§ **TRY IT**: Every line of the records below should be restated exactly.

§ **PROVIDED MATERIAL**:
Start of Block

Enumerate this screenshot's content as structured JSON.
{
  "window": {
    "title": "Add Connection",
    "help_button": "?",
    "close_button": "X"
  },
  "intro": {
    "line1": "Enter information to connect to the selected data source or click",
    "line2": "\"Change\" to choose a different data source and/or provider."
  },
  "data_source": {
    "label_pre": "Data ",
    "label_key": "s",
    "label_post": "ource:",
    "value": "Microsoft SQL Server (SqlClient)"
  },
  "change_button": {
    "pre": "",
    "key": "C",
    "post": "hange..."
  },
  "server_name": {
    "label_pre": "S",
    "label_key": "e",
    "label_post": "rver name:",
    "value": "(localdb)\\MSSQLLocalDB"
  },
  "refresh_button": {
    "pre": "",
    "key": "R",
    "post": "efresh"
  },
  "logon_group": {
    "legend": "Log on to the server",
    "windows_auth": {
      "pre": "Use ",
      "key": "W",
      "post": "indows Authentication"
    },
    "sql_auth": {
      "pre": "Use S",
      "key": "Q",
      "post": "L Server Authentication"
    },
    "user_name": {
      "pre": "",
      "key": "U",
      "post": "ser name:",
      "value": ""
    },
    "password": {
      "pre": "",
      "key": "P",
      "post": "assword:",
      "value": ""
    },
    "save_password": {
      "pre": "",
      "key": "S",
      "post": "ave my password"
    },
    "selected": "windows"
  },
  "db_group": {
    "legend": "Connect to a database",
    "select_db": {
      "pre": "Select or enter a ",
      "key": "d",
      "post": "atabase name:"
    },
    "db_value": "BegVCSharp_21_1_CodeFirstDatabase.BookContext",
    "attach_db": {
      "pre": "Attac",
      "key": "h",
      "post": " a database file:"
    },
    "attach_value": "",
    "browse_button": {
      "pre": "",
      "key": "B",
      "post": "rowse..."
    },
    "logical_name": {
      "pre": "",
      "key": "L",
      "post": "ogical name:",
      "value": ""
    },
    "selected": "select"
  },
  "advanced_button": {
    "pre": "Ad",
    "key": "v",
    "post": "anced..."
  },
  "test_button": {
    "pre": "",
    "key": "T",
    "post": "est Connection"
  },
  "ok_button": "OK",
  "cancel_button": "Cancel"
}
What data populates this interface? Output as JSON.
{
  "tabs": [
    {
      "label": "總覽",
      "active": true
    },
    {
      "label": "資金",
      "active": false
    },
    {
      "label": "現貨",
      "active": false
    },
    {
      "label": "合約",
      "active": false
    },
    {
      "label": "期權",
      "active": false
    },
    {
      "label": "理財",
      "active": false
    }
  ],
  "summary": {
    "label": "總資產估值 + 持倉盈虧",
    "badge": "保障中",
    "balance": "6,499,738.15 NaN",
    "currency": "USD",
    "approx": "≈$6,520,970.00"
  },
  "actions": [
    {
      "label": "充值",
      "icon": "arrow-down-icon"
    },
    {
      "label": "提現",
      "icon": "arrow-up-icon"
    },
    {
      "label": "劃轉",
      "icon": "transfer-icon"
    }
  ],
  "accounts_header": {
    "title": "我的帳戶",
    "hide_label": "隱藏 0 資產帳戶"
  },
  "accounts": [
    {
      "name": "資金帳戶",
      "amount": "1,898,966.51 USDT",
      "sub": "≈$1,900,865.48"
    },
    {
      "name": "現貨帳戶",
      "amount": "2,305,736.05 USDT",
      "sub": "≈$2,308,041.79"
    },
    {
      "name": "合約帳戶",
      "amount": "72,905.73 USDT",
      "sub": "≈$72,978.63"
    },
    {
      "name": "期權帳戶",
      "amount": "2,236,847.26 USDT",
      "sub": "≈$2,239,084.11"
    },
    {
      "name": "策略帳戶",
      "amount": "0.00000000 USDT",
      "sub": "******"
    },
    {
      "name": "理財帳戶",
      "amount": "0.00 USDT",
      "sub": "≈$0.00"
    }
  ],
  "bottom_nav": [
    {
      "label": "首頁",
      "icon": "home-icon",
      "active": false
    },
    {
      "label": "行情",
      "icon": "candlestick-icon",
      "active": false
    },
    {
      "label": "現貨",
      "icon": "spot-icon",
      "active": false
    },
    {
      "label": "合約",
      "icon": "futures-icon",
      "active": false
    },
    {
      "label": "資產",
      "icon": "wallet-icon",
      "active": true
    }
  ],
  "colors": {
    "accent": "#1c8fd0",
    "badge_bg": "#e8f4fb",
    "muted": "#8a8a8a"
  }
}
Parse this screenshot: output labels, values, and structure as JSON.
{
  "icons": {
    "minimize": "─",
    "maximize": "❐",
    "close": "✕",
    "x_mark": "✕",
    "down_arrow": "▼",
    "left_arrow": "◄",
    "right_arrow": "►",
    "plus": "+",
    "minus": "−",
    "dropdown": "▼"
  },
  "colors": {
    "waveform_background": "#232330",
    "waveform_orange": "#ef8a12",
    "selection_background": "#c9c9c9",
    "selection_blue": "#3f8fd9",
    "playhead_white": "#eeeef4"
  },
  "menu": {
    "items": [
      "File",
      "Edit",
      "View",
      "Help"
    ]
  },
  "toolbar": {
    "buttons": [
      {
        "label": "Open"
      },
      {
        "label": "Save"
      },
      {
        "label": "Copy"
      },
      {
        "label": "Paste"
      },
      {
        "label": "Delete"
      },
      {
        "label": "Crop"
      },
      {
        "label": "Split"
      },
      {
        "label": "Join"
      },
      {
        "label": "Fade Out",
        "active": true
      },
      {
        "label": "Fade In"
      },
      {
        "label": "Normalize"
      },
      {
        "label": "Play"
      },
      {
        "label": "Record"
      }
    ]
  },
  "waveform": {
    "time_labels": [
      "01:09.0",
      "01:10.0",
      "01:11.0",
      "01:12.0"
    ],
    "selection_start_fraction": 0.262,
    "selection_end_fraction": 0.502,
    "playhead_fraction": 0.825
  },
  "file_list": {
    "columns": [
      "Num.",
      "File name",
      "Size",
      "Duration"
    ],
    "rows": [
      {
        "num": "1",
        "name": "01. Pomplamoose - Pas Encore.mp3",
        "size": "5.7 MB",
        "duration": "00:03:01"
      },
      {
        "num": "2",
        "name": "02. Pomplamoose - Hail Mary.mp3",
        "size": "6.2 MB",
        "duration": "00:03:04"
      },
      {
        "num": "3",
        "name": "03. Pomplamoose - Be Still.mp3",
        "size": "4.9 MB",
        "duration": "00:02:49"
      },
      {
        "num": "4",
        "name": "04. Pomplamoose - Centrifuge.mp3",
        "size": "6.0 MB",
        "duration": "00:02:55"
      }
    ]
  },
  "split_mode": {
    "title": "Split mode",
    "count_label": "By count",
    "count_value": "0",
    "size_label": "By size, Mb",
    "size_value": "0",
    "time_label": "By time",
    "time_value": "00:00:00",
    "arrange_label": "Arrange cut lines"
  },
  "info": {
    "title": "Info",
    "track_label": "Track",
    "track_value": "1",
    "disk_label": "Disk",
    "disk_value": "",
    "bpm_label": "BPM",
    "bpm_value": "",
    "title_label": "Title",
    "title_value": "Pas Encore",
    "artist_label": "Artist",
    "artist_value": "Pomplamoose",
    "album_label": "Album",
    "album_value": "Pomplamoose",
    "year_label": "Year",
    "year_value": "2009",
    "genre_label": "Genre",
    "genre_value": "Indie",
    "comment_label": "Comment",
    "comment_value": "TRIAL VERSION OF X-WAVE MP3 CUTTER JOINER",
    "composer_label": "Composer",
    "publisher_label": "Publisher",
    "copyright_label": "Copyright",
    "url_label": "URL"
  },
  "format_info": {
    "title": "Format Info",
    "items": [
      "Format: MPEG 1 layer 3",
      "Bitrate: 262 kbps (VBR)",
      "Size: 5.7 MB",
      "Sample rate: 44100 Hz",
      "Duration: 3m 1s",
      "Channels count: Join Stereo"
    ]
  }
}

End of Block

§ **REPLY TO THE EXERCISE**:
Enumerate this screenshot's content as structured JSON.
{
  "window": {
    "title": "Add Connection",
    "help_button": "?",
    "close_button": "X"
  },
  "intro": {
    "line1": "Enter information to connect to the selected data source or click",
    "line2": "\"Change\" to choose a different data source and/or provider."
  },
  "data_source": {
    "label_pre": "Data ",
    "label_key": "s",
    "label_post": "ource:",
    "value": "Microsoft SQL Server (SqlClient)"
  },
  "change_button": {
    "pre": "",
    "key": "C",
    "post": "hange..."
  },
  "server_name": {
    "label_pre": "S",
    "label_key": "e",
    "label_post": "rver name:",
    "value": "(localdb)\\MSSQLLocalDB"
  },
  "refresh_button": {
    "pre": "",
    "key": "R",
    "post": "efresh"
  },
  "logon_group": {
    "legend": "Log on to the server",
    "windows_auth": {
      "pre": "Use ",
      "key": "W",
      "post": "indows Authentication"
    },
    "sql_auth": {
      "pre": "Use S",
      "key": "Q",
      "post": "L Server Authentication"
    },
    "user_name": {
      "pre": "",
      "key": "U",
      "post": "ser name:",
      "value": ""
    },
    "password": {
      "pre": "",
      "key": "P",
      "post": "assword:",
      "value": ""
    },
    "save_password": {
      "pre": "",
      "key": "S",
      "post": "ave my password"
    },
    "selected": "windows"
  },
  "db_group": {
    "legend": "Connect to a database",
    "select_db": {
      "pre": "Select or enter a ",
      "key": "d",
      "post": "atabase name:"
    },
    "db_value": "BegVCSharp_21_1_CodeFirstDatabase.BookContext",
    "attach_db": {
      "pre": "Attac",
      "key": "h",
      "post": " a database file:"
    },
    "attach_value": "",
    "browse_button": {
      "pre": "",
      "key": "B",
      "post": "rowse..."
    },
    "logical_name": {
      "pre": "",
      "key": "L",
      "post": "ogical name:",
      "value": ""
    },
    "selected": "select"
  },
  "advanced_button": {
    "pre": "Ad",
    "key": "v",
    "post": "anced..."
  },
  "test_button": {
    "pre": "",
    "key": "T",
    "post": "est Connection"
  },
  "ok_button": "OK",
  "cancel_button": "Cancel"
}
What data populates this interface? Output as JSON.
{
  "tabs": [
    {
      "label": "總覽",
      "active": true
    },
    {
      "label": "資金",
      "active": false
    },
    {
      "label": "現貨",
      "active": false
    },
    {
      "label": "合約",
      "active": false
    },
    {
      "label": "期權",
      "active": false
    },
    {
      "label": "理財",
      "active": false
    }
  ],
  "summary": {
    "label": "總資產估值 + 持倉盈虧",
    "badge": "保障中",
    "balance": "6,499,738.15 NaN",
    "currency": "USD",
    "approx": "≈$6,520,970.00"
  },
  "actions": [
    {
      "label": "充值",
      "icon": "arrow-down-icon"
    },
    {
      "label": "提現",
      "icon": "arrow-up-icon"
    },
    {
      "label": "劃轉",
      "icon": "transfer-icon"
    }
  ],
  "accounts_header": {
    "title": "我的帳戶",
    "hide_label": "隱藏 0 資產帳戶"
  },
  "accounts": [
    {
      "name": "資金帳戶",
      "amount": "1,898,966.51 USDT",
      "sub": "≈$1,900,865.48"
    },
    {
      "name": "現貨帳戶",
      "amount": "2,305,736.05 USDT",
      "sub": "≈$2,308,041.79"
    },
    {
      "name": "合約帳戶",
      "amount": "72,905.73 USDT",
      "sub": "≈$72,978.63"
    },
    {
      "name": "期權帳戶",
      "amount": "2,236,847.26 USDT",
      "sub": "≈$2,239,084.11"
    },
    {
      "name": "策略帳戶",
      "amount": "0.00000000 USDT",
      "sub": "******"
    },
    {
      "name": "理財帳戶",
      "amount": "0.00 USDT",
      "sub": "≈$0.00"
    }
  ],
  "bottom_nav": [
    {
      "label": "首頁",
      "icon": "home-icon",
      "active": false
    },
    {
      "label": "行情",
      "icon": "candlestick-icon",
      "active": false
    },
    {
      "label": "現貨",
      "icon": "spot-icon",
      "active": false
    },
    {
      "label": "合約",
      "icon": "futures-icon",
      "active": false
    },
    {
      "label": "資產",
      "icon": "wallet-icon",
      "active": true
    }
  ],
  "colors": {
    "accent": "#1c8fd0",
    "badge_bg": "#e8f4fb",
    "muted": "#8a8a8a"
  }
}
Parse this screenshot: output labels, values, and structure as JSON.
{
  "icons": {
    "minimize": "─",
    "maximize": "❐",
    "close": "✕",
    "x_mark": "✕",
    "down_arrow": "▼",
    "left_arrow": "◄",
    "right_arrow": "►",
    "plus": "+",
    "minus": "−",
    "dropdown": "▼"
  },
  "colors": {
    "waveform_background": "#232330",
    "waveform_orange": "#ef8a12",
    "selection_background": "#c9c9c9",
    "selection_blue": "#3f8fd9",
    "playhead_white": "#eeeef4"
  },
  "menu": {
    "items": [
      "File",
      "Edit",
      "View",
      "Help"
    ]
  },
  "toolbar": {
    "buttons": [
      {
        "label": "Open"
      },
      {
        "label": "Save"
      },
      {
        "label": "Copy"
      },
      {
        "label": "Paste"
      },
      {
        "label": "Delete"
      },
      {
        "label": "Crop"
      },
      {
        "label": "Split"
      },
      {
        "label": "Join"
      },
      {
        "label": "Fade Out",
        "active": true
      },
      {
        "label": "Fade In"
      },
      {
        "label": "Normalize"
      },
      {
        "label": "Play"
      },
      {
        "label": "Record"
      }
    ]
  },
  "waveform": {
    "time_labels": [
      "01:09.0",
      "01:10.0",
      "01:11.0",
      "01:12.0"
    ],
    "selection_start_fraction": 0.262,
    "selection_end_fraction": 0.502,
    "playhead_fraction": 0.825
  },
  "file_list": {
    "columns": [
      "Num.",
      "File name",
      "Size",
      "Duration"
    ],
    "rows": [
      {
        "num": "1",
        "name": "01. Pomplamoose - Pas Encore.mp3",
        "size": "5.7 MB",
        "duration": "00:03:01"
      },
      {
        "num": "2",
        "name": "02. Pomplamoose - Hail Mary.mp3",
        "size": "6.2 MB",
        "duration": "00:03:04"
      },
      {
        "num": "3",
        "name": "03. Pomplamoose - Be Still.mp3",
        "size": "4.9 MB",
        "duration": "00:02:49"
      },
      {
        "num": "4",
        "name": "04. Pomplamoose - Centrifuge.mp3",
        "size": "6.0 MB",
        "duration": "00:02:55"
      }
    ]
  },
  "split_mode": {
    "title": "Split mode",
    "count_label": "By count",
    "count_value": "0",
    "size_label": "By size, Mb",
    "size_value": "0",
    "time_label": "By time",
    "time_value": "00:00:00",
    "arrange_label": "Arrange cut lines"
  },
  "info": {
    "title": "Info",
    "track_label": "Track",
    "track_value": "1",
    "disk_label": "Disk",
    "disk_value": "",
    "bpm_label": "BPM",
    "bpm_value": "",
    "title_label": "Title",
    "title_value": "Pas Encore",
    "artist_label": "Artist",
    "artist_value": "Pomplamoose",
    "album_label": "Album",
    "album_value": "Pomplamoose",
    "year_label": "Year",
    "year_value": "2009",
    "genre_label": "Genre",
    "genre_value": "Indie",
    "comment_label": "Comment",
    "comment_value": "TRIAL VERSION OF X-WAVE MP3 CUTTER JOINER",
    "composer_label": "Composer",
    "publisher_label": "Publisher",
    "copyright_label": "Copyright",
    "url_label": "URL"
  },
  "format_info": {
    "title": "Format Info",
    "items": [
      "Format: MPEG 1 layer 3",
      "Bitrate: 262 kbps (VBR)",
      "Size: 5.7 MB",
      "Sample rate: 44100 Hz",
      "Duration: 3m 1s",
      "Channels count: Join Stereo"
    ]
  }
}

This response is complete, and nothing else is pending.